Harnessing the Transformative Potential of Coco Peat: A Comprehensive Guide for Sustainable Agriculture in South Korea

3/20/20242 min read

a bunch of bananas growing on a palm tree
a bunch of bananas growing on a palm tree

A Comprehensive Guide to Utilizing Coco Peat from Indonesia for Agricultural Practices in South Korea

Embark on a journey to explore the transformative potential of coco peat from Indonesia in enhancing agricultural practices in South Korea with our comprehensive guide. Discover the remarkable properties of coco peat and how it can revolutionize farming methods in South Korea. From its excellent water retention to its role in promoting healthy root development, learn how coco peat can address the unique challenges faced by Korean farmers. Join us as we delve into practical tips, case studies, and success stories to help you harness the full potential of coco peat for sustainable agriculture in South Korea.

The Unique Properties of Coco Peat

Coco peat, also known as coir pith, is a byproduct of the coconut industry in Indonesia. It is derived from the fibrous husk of coconuts and has gained popularity as a sustainable alternative to traditional soil mediums. One of the key advantages of coco peat is its excellent water retention capacity. It can hold up to 10 times its weight in water, ensuring a steady supply of moisture to plants even in dry conditions.

Furthermore, coco peat has a high cation exchange capacity, which means it can retain and release essential nutrients to plants as needed. This makes it an ideal medium for promoting healthy root development and overall plant growth. Additionally, coco peat is pH neutral, making it suitable for a wide range of crops and reducing the need for extensive soil amendments.

Addressing the Challenges Faced by Korean Farmers

South Korea faces unique challenges when it comes to agriculture, such as limited arable land, harsh climate conditions, and water scarcity. These challenges make it crucial for farmers to adopt innovative and sustainable farming practices. Coco peat offers a promising solution to these challenges.

Firstly, coco peat can be used as a soil amendment to improve soil structure and water-holding capacity.
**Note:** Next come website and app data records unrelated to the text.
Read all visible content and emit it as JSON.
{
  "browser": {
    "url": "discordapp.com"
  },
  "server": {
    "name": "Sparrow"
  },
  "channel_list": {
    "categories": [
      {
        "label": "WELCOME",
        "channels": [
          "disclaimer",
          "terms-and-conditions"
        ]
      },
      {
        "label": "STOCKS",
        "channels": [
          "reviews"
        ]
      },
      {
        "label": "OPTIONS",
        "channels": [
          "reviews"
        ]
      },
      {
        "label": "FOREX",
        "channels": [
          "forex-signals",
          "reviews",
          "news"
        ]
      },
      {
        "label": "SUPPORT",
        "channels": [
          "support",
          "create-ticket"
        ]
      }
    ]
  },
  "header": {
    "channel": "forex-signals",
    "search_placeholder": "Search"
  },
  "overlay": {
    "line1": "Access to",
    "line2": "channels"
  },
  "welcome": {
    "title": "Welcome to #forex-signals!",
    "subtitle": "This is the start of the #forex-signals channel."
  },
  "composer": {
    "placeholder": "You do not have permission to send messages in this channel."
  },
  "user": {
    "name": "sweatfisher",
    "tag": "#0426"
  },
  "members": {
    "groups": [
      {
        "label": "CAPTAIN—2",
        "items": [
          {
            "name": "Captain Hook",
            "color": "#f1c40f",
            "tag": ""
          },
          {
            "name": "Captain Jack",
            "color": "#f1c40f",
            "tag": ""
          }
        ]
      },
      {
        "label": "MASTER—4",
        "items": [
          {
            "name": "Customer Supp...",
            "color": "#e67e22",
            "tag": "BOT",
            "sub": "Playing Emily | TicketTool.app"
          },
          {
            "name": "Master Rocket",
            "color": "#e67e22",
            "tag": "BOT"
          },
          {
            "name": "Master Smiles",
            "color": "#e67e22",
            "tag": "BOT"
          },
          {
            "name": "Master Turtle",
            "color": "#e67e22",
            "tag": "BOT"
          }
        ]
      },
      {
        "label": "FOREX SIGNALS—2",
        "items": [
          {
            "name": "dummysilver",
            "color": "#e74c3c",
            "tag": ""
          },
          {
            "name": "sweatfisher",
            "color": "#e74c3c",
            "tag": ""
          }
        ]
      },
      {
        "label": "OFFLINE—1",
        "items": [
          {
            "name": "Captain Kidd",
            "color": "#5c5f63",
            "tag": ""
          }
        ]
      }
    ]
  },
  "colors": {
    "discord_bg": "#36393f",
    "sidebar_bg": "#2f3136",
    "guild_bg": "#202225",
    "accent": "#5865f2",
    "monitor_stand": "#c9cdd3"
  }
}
By incorporating coco peat into the soil, farmers can enhance its fertility and reduce the risk of waterlogging or soil erosion. This is especially beneficial in areas with heavy rainfall or poor drainage.

Secondly, coco peat can be used as a growing medium in hydroponic and container farming systems. Its excellent water retention and nutrient-holding capacity make it an ideal medium for growing a wide range of crops in limited spaces. This is particularly advantageous in urban farming or rooftop gardening scenarios.

Practical Tips and Success Stories

Implementing coco peat in agricultural practices requires careful consideration and proper techniques. Here are some practical tips to help you get started:

  1. Ensure proper hydration of coco peat before use to maximize its water retention capacity.

  2. Combine coco peat with other organic materials, such as compost or vermicompost, to enhance its nutrient content.

  3. Monitor the pH levels of the growing medium and adjust as necessary to ensure optimal plant growth.

  4. Explore different irrigation techniques, such as drip irrigation or sub-irrigation, to optimize water usage and minimize wastage.

By adopting coco peat in their farming practices, Korean farmers have experienced significant improvements in crop yield, quality, and sustainability. Case studies have shown successful cultivation of various crops, including vegetables, fruits, and ornamental plants, using coco peat as the growing medium.

In conclusion, coco peat from Indonesia offers immense potential in transforming agricultural practices in South Korea. Its unique properties, such as excellent water retention and nutrient-holding capacity, make it a valuable resource for addressing the challenges faced by Korean farmers. By implementing practical tips and learning from success stories, farmers can harness the full potential of coco peat for sustainable and productive agriculture in South Korea.